Sometimes the matter before us is best and simply put: a “big hand, little hand” issue. At others, it’s a matter of getting one’s bucks, er-uh ducks all in a row. And even still, it’s occasionally an instance when it’s imperative to simply walk the straight and narrow. Sadly, I once had a co-worker, Fearne, who had issues with all three directives.
One dark winter morning, we had all arrived at the office just before eight to gather in the studio, lounge on upholstery (that none of us could otherwise afford), and enjoy a cup of coffee. Such was our way … to ease into the day, just as we eased into projects or meetings with clients. We would usually share tales of antics from the previous night or perhaps gossip in a “butter wouldn’t melt in my mouth” manner! If we were hard-pressed on a design project, we might discuss work. But, in our hearts and from our own experience, we knew that our workday rarely became substantive until afternoon.
That particular morning, our topic had oddly turned to politics, as we discussed the pending Gore/Bush showdown. We were all liberal in our bent and thus confidently mused on the realities of a Gore presidency. Poor Fearne! She excused herself twice before ten, seemingly to use the “Little Designer’s Den”, which was what we called her bathroom, the Women’s Room. The rest of the staff was relatively male and shared the smaller facility on the far end of the third floor!
The conversation continued in such a manner, well beyond the third cup of java, well past eleven. At that point, Fearne abruptly stood up, pointed to the clock and blurted: “Oh my God! Look at the time. My husband will be furious. It’s late; I haven’t fixed dinner; and I didn’t even call!” She grabbed her handbag and scurried to the door, slamming it in her haste.
The rest of us, feeling slightly abandoned and definitely befuddled, looked at each other in amazement. Fearne was always rather ditsy, but this scenario would transcend that explanation. Granted it was abnormally gray outside, but certainly not like that of late night. I glibly suggested that perhaps Fearne had a “little hand, big hand issue” (as I often attempt to ease stress and confusion with feeble humor). To that, Robert replied: “oh, I am certain that Fearne has no such issues with hand size!”
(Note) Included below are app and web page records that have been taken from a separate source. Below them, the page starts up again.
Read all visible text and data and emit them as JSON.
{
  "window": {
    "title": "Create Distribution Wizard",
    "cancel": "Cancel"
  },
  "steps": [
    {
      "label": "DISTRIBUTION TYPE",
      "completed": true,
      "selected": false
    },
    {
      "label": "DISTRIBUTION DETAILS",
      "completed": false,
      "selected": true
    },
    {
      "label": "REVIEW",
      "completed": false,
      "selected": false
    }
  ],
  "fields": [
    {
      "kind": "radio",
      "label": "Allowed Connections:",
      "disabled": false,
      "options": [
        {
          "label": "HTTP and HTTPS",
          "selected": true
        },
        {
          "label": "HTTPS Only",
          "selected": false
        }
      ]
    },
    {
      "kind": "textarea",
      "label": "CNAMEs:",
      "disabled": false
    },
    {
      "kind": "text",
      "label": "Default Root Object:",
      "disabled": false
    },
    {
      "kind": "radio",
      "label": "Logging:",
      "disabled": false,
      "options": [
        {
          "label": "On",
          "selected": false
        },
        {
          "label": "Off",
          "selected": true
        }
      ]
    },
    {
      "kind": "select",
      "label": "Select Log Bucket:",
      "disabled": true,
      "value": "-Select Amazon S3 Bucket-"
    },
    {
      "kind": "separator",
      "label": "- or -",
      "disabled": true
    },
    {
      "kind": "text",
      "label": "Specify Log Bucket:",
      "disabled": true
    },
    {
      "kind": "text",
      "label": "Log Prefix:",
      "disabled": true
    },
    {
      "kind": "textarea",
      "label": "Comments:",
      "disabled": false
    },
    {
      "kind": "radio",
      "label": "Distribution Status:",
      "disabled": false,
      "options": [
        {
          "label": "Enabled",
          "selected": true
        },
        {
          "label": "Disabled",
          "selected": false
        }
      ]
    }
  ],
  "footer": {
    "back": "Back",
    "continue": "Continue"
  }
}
And with that comment, we all proceeded to our desks and began our day … without Fearne.
The next morning, again we gathered as usual. Fearne stopped me by the coffee-maker and apologized for her outburst and swift exit: “Mark, I just can’t smoke pot anymore while I am at work!” That would explain her frequent trips to the “facilities”! I suggested that she tell everyone what happened but she declined. She confided to me that she would rather that we all think she was rather daft than admit to smoking pot publicly. Even if “publicly” meant for the benefit of four extremely liberal gay men.
Regrettably, she did get fired that day. My boss felt that he couldn’t really tolerate such stupidity … and that he could’ve understood if she had been on some medication or alcohol. I didn’t say a word, simply nodding in agreement. Fearne really was inept, I guess.
The irony here, my friends, is that Fearne would a few years later inherit two million dollars and set herself up in what would become a lucrative design business in a tony resort town. We ran into each other a year ago on the steps of a coffee shop at Furniture Market in High Point. I could’ve sworn she was stoned, and still not following a straight path.
Neither of us mentioned that incident that years ago led to her dismissal, although I did look at my watch!
As I left to continue my endless mission of futile showroom-hopping, I did notice that she ducked (or was it “bucked”?) into the Women’s Room. “It’s true. It’s true.”
For discretion’s sake and in fear of networking payback, I shall never reveal the details of a late September afternoon, Fearne, and an unfortunate computer transaction. Upon ringing up three aromatherapy candles for a Mrs. Halstead, she looked at the client squarely in the face and announced: “that will be $7,892, dear.” Fearne neither flinched nor caught her error. But I best not pursue further detail.
(Image: “Arm” by Ruth Marten, 2011.)